This was scheduled to be the lead interview in the spring issue…before my old laptop died and took the spring issue with it. Scott H. Biram is a one-man band from Austin. By phone, he discussed becoming a one-man band, touring extensively, and what he would be doing if he weren’t making music.
I’ve tinkered with enough instruments to know that mastering one is hard. What compelled you to become a one-man band?
It was just a necessity for wanting to play shows. My bands broke up. I had a bluegrass band, and a punk-metal band. I was already doing this singer-songwriter thing. Once the bands broke up, I still wanted to tour. I toured just playing acoustic for a while. I realized I wanted to play rock clubs again. That’s more my style. So I had to do things to be able to compete with rock bands. Really, it just happened. I wasn’t inspired by any specific one-man band. It was all just a need to be on the road and a need to be something more than that singer-songwriter pansy ass.
I spoke to Cory Branan once and asked if people are surprised by his energy on stage. He said he has to do that so he doesn’t come across as a sensitive singer-songwriter type.
When I think of singer-songwriters, I just think of that bad acoustic guitar pickup sound. It makes me feel disgusted, so I don’t want to be that guy.
How long did it take you to put it all together?
It went from an acoustic thing to me stomping on the floor to me adding my vocals through an amplifier to me having something to stomp on. It’s been ever-evolving. It’s still evolving. It’s been 16 years I’ve been doing it as a one-man band. I think it’s going to keep changing until I get a band or something.
I just play acoustic guitar at home all the time. My writing and practice is me playing acoustic. Sometimes, when I play a song onstage, it’s the first time I’ve played it electric with the stomper. I try to play about 30 miles south of my hometown. I get a gig there and they’re like my guinea pig audience. I can play for two and a half hours and just get my chops back. We’re reeling it back now. We’ve got a new stragegy for when I’m playing. My Austin shows are going to be fewer than they used to be. For me, I would just keep playing as often as I could in Austin and my tour shows would be the big ones where I only come once a year. My manager and my booking agent want to turn Austin into another one of those places where I only play three or four times a year instead of 11.
Is that just to get you on the road more?
It’s to build my crowd in Austin. It’s so people don’t look at my shows in Austin and say, “Oh, we can just see him next time.” It’s music business bullshit. I don’t know. I just play music and manage managers and booking agents. I’ve been getting pretty burned out because I’m on the road 150 to 200 days a year. I need some camping time and time to build inspiration, and get in touch with reality again. The Booking Agent Blues, is that what I have to write?

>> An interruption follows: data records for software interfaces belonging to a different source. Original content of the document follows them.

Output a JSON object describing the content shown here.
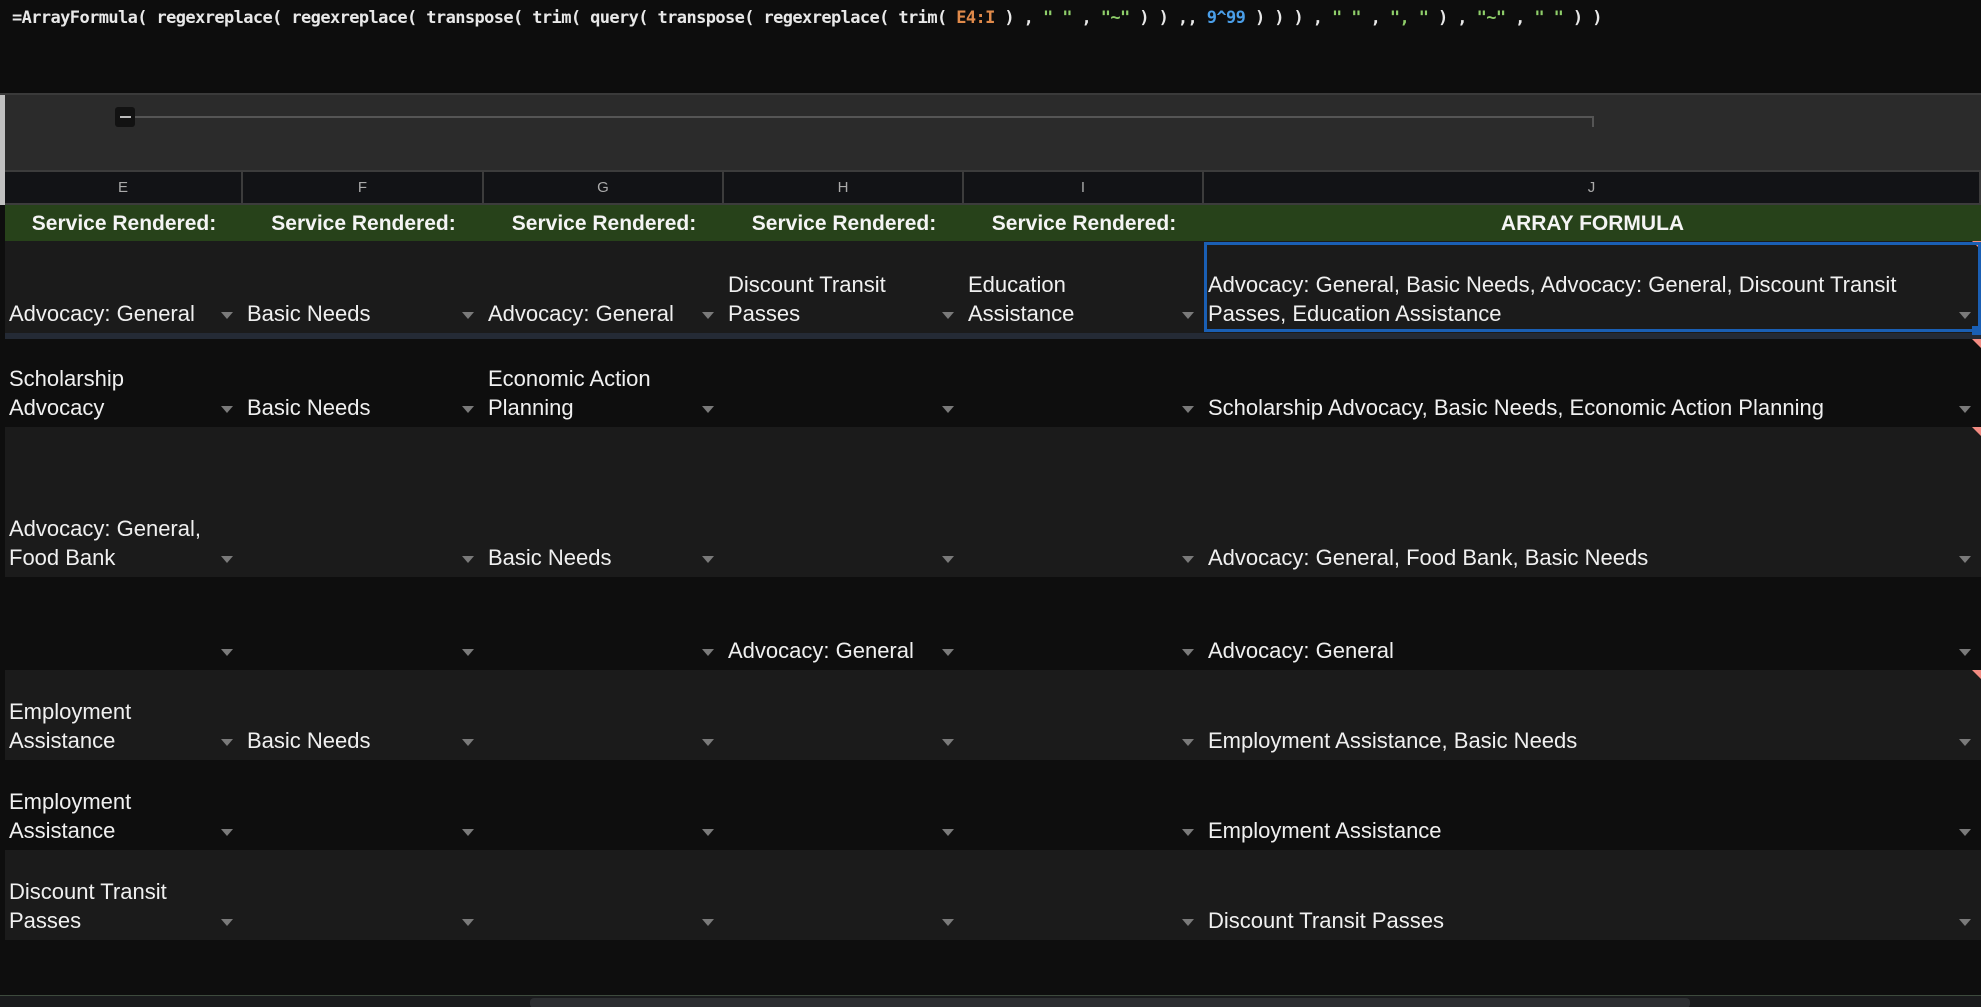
{
  "formula_bar": {
    "parts": [
      {
        "t": "=ArrayFormula( regexreplace( regexreplace( transpose( trim( query( transpose( regexreplace( trim( ",
        "k": "fn"
      },
      {
        "t": "E4:I",
        "k": "range"
      },
      {
        "t": " ) , ",
        "k": "fn"
      },
      {
        "t": "\" \"",
        "k": "str"
      },
      {
        "t": " , ",
        "k": "fn"
      },
      {
        "t": "\"~\"",
        "k": "str"
      },
      {
        "t": " ) ) ,, ",
        "k": "fn"
      },
      {
        "t": "9^99",
        "k": "num"
      },
      {
        "t": " ) ) ) , ",
        "k": "fn"
      },
      {
        "t": "\" \"",
        "k": "str"
      },
      {
        "t": " , ",
        "k": "fn"
      },
      {
        "t": "\", \"",
        "k": "str"
      },
      {
        "t": " ) , ",
        "k": "fn"
      },
      {
        "t": "\"~\"",
        "k": "str"
      },
      {
        "t": " , ",
        "k": "fn"
      },
      {
        "t": "\" \"",
        "k": "str"
      },
      {
        "t": " ) )",
        "k": "fn"
      }
    ]
  },
  "columns": [
    "E",
    "F",
    "G",
    "H",
    "I",
    "J"
  ],
  "header_row": [
    "Service Rendered:",
    "Service Rendered:",
    "Service Rendered:",
    "Service Rendered:",
    "Service Rendered:",
    "ARRAY FORMULA"
  ],
  "rows": [
    {
      "cells": [
        "Advocacy: General",
        "Basic Needs",
        "Advocacy: General",
        "Discount Transit Passes",
        "Education Assistance",
        "Advocacy: General, Basic Needs, Advocacy: General, Discount Transit Passes, Education Assistance"
      ],
      "selected_col": 5,
      "notes": [
        5
      ]
    },
    {
      "cells": [
        "Scholarship Advocacy",
        "Basic Needs",
        "Economic Action Planning",
        "",
        "",
        "Scholarship Advocacy, Basic Needs, Economic Action Planning"
      ],
      "notes": [
        5
      ],
      "notes_bottom": [
        0
      ]
    },
    {
      "cells": [
        "Advocacy: General, Food Bank",
        "",
        "Basic Needs",
        "",
        "",
        "Advocacy: General, Food Bank, Basic Needs"
      ],
      "notes": [
        5
      ]
    },
    {
      "cells": [
        "",
        "",
        "",
        "Advocacy: General",
        "",
        "Advocacy: General"
      ],
      "notes": []
    },
    {
      "cells": [
        "Employment Assistance",
        "Basic Needs",
        "",
        "",
        "",
        "Employment Assistance, Basic Needs"
      ],
      "notes": [
        5
      ]
    },
    {
      "cells": [
        "Employment Assistance",
        "",
        "",
        "",
        "",
        "Employment Assistance"
      ],
      "notes": []
    },
    {
      "cells": [
        "Discount Transit Passes",
        "",
        "",
        "",
        "",
        "Discount Transit Passes"
      ],
      "notes": []
    }
  ],
  "icons": {
    "group_toggle": "minus-icon",
    "dropdown": "chevron-down-icon",
    "note": "comment-marker-icon"
  },
  "colors": {
    "header_green": "#27421a",
    "selection_blue": "#1a5fb4",
    "note_red": "#f28b82"
  }
}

That’s been a recurring theme in interviews. Musicians love being on the road, but realize they need their time at home to recharge.
It’s not even so much about being on the road. It’s that when you’re not on the road, the planning of being on the road is still happening. Even when you’re home, you’re still thinking about the road. I’m planning three or four tours ahead of time. I have an album that came out February 4th. I have a live DVD that’s in the can waiting to be put out after that. Hopefully that buys me some time and I can do some camping, or the beach.

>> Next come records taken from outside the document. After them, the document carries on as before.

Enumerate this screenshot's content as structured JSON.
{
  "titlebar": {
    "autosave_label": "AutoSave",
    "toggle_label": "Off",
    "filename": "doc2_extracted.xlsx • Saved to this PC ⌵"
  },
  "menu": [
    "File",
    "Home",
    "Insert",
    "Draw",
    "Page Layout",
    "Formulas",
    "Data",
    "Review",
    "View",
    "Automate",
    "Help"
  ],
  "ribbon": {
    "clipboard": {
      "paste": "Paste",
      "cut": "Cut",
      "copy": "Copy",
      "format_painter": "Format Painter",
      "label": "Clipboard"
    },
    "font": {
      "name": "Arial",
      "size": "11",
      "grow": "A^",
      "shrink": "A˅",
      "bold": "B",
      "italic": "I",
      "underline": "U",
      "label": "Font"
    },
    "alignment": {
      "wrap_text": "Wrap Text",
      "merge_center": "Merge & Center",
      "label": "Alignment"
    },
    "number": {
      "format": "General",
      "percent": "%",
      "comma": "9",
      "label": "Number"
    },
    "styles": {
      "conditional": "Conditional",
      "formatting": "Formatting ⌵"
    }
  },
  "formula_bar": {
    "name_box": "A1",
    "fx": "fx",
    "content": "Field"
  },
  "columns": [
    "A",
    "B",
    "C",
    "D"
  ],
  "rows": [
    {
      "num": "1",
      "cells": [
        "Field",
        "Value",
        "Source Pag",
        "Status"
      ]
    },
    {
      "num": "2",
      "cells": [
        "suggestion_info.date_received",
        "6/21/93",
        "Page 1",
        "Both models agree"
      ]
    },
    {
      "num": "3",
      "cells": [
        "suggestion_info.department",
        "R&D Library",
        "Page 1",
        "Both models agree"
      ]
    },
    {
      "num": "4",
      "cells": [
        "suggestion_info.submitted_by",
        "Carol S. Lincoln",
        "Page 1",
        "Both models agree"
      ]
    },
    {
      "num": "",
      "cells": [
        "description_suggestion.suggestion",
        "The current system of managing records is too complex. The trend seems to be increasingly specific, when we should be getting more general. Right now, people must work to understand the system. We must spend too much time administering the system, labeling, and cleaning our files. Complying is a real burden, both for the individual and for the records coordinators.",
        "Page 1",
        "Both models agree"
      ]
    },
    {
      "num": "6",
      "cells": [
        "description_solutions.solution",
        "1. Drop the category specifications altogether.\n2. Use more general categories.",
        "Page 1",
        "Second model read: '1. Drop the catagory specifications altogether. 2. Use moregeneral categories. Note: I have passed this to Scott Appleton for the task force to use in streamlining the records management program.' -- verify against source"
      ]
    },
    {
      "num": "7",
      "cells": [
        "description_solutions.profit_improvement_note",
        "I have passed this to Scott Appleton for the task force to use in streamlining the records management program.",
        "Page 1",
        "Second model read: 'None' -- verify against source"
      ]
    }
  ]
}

You mentioned the new album. How does it compare to previous albums?
Nothin’ but Blood – one of my favorite albums of 2014 so far
It’s got a lot more covers than my last four or five records. Once I got signed to Bloodshot, I really started to focus on a lot more originals and a lot fewer covers. This album, there were some songs I wanted to cover and get out there. I’ve had them for a while. It’s still in the same vein. I consider my reords like an actual record of what’s happening with me musically. I come up with songs and I want to record them so they don’t get lost. Sometimes they get put to the side for four or five years. There’s always the chance that the’ll get lost, or I’ll forget how to play them. I try to get what I have going as soon as possible.
What would you be doing if you weren’t making music?
I’d still be making music. I’d be a producer. If I weren’t touring and making music, I’d be in the studio. At this point I have so much experience booking and managing. If I didn’t do music at all, I’d probably do something that would have me driving. I like to drive. I like being on the move. I’m done with the fucking food industry. That’s for sure. I love cooking. I cook five nights a week at home. But within two days of being back on the road, I’m thinking of what I’ll cook when I get home. I’ve been getting into cooking briskets overnight. I’ve got all kinds of stuff.
What are some things you think about cooking when you’re on the road?
I’ve got this recipe for beef tips that I tweaked from a cookbook. Spinach enchiladas – that’s my mom’s recipe. Spaghetti and meatballs from scratch. I love grilling. I grill out probably three times a week.